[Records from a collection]

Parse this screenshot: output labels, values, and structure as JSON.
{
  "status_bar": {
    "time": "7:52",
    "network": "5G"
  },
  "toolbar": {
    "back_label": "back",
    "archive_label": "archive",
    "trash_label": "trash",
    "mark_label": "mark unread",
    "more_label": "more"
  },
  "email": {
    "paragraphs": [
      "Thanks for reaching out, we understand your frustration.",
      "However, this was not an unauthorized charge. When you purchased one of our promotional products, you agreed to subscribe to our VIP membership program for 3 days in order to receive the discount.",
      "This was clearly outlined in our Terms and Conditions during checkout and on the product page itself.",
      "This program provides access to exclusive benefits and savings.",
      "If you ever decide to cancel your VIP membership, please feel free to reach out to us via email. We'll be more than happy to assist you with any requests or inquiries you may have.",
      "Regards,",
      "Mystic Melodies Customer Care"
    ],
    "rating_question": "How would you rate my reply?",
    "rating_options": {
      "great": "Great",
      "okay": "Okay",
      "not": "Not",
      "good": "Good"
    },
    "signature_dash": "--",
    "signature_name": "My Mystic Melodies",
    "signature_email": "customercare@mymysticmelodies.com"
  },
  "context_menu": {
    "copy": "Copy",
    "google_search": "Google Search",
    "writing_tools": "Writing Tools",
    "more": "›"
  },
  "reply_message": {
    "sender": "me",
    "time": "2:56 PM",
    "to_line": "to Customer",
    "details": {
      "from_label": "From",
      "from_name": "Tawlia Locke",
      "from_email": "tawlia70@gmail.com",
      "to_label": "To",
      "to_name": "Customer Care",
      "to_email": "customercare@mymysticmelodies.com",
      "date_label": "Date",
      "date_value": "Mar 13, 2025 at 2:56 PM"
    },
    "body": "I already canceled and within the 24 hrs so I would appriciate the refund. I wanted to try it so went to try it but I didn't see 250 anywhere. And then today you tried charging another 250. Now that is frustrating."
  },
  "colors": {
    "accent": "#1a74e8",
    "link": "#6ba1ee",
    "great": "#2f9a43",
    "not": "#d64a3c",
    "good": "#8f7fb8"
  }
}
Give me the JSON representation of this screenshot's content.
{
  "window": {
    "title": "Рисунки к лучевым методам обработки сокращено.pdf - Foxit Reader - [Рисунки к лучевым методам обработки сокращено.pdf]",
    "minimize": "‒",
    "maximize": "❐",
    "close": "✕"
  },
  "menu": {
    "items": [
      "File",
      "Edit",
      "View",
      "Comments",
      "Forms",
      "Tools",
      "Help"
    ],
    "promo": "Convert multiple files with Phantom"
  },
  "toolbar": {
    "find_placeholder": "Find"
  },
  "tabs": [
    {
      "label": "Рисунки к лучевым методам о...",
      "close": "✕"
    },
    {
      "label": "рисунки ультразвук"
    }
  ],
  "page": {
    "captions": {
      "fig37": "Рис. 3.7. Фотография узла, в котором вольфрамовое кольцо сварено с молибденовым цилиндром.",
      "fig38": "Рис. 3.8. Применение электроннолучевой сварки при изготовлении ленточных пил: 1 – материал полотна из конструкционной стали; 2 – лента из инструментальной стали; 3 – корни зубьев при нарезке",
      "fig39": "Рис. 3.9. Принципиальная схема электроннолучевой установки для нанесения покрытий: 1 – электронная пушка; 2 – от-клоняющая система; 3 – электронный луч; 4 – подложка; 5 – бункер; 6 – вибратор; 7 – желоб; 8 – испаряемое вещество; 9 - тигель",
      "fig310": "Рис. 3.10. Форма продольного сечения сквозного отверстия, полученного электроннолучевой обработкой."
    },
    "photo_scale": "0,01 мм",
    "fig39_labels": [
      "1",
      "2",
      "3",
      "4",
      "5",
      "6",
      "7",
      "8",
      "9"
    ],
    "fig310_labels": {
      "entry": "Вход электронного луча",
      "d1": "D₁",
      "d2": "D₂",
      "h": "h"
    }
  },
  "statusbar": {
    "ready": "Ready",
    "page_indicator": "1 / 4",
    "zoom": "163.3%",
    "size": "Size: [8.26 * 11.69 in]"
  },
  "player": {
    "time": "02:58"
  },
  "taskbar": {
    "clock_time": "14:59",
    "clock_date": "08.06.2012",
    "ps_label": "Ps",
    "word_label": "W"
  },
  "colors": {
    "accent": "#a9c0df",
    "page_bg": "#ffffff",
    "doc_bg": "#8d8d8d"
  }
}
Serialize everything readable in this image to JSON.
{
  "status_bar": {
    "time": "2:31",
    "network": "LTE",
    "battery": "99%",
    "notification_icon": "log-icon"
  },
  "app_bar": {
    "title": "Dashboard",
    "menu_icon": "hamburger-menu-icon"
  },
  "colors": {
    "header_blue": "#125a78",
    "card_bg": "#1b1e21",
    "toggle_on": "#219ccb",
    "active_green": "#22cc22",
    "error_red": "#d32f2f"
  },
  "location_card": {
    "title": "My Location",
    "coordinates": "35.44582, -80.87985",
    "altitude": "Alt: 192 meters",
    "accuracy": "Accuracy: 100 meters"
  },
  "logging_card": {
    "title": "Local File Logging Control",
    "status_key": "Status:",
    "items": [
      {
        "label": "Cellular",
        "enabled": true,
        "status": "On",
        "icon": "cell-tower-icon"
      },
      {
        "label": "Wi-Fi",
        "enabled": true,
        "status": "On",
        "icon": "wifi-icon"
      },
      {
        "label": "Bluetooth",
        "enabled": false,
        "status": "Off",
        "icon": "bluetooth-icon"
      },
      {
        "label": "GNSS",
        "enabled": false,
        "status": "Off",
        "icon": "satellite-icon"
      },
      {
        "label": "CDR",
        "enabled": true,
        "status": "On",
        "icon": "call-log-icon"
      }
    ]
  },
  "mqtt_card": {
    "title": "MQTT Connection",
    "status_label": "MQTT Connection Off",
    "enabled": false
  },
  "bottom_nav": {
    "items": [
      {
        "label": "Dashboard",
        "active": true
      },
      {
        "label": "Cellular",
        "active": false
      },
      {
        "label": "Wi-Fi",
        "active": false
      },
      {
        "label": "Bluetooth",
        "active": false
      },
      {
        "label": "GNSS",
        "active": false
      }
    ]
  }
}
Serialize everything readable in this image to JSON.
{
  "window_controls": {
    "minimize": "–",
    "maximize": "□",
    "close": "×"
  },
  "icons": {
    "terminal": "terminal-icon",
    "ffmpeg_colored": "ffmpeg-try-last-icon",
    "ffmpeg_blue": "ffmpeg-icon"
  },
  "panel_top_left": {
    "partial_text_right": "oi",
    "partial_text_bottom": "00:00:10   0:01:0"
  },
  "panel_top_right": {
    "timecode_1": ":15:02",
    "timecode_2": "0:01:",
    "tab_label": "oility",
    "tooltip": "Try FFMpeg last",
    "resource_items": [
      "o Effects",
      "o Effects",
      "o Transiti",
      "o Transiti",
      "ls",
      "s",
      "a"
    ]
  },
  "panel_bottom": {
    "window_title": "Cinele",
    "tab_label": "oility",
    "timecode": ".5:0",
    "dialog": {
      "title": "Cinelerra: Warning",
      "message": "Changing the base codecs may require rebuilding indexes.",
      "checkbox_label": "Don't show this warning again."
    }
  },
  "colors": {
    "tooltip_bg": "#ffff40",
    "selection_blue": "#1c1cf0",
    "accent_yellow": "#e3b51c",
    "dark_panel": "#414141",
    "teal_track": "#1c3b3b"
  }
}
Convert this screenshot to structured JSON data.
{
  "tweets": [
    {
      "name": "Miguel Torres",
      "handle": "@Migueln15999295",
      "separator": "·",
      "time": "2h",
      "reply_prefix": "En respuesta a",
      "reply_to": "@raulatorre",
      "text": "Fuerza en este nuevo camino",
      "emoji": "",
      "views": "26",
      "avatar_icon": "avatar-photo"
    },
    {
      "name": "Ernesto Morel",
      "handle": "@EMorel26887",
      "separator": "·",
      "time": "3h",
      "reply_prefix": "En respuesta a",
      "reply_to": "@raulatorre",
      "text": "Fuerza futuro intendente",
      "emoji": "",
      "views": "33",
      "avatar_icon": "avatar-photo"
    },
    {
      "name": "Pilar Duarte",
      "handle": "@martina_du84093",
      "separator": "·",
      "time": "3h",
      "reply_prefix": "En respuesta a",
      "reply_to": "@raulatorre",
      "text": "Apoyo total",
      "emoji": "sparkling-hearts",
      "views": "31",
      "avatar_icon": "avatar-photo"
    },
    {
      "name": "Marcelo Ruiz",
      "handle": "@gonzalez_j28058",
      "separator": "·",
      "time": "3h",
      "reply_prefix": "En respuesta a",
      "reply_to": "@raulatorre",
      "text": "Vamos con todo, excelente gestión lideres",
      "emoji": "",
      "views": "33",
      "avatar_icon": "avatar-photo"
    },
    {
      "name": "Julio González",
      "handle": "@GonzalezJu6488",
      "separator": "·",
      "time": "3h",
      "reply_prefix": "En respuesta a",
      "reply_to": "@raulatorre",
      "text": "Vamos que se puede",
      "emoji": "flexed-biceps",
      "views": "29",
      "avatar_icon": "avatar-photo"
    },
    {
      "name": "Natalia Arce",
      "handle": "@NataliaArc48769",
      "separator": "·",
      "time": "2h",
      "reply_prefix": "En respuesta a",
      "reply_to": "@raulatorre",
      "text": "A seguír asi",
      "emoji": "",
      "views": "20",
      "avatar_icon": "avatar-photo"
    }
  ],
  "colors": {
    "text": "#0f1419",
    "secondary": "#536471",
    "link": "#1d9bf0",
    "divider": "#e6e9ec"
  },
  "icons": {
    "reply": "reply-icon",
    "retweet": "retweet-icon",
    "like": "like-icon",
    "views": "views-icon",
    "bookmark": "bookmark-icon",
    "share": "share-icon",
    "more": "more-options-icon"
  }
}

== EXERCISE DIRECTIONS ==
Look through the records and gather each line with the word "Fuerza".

== RESULT OF THIS TASK ==
      "text": "Fuerza en este nuevo camino",
      "text": "Fuerza futuro intendente",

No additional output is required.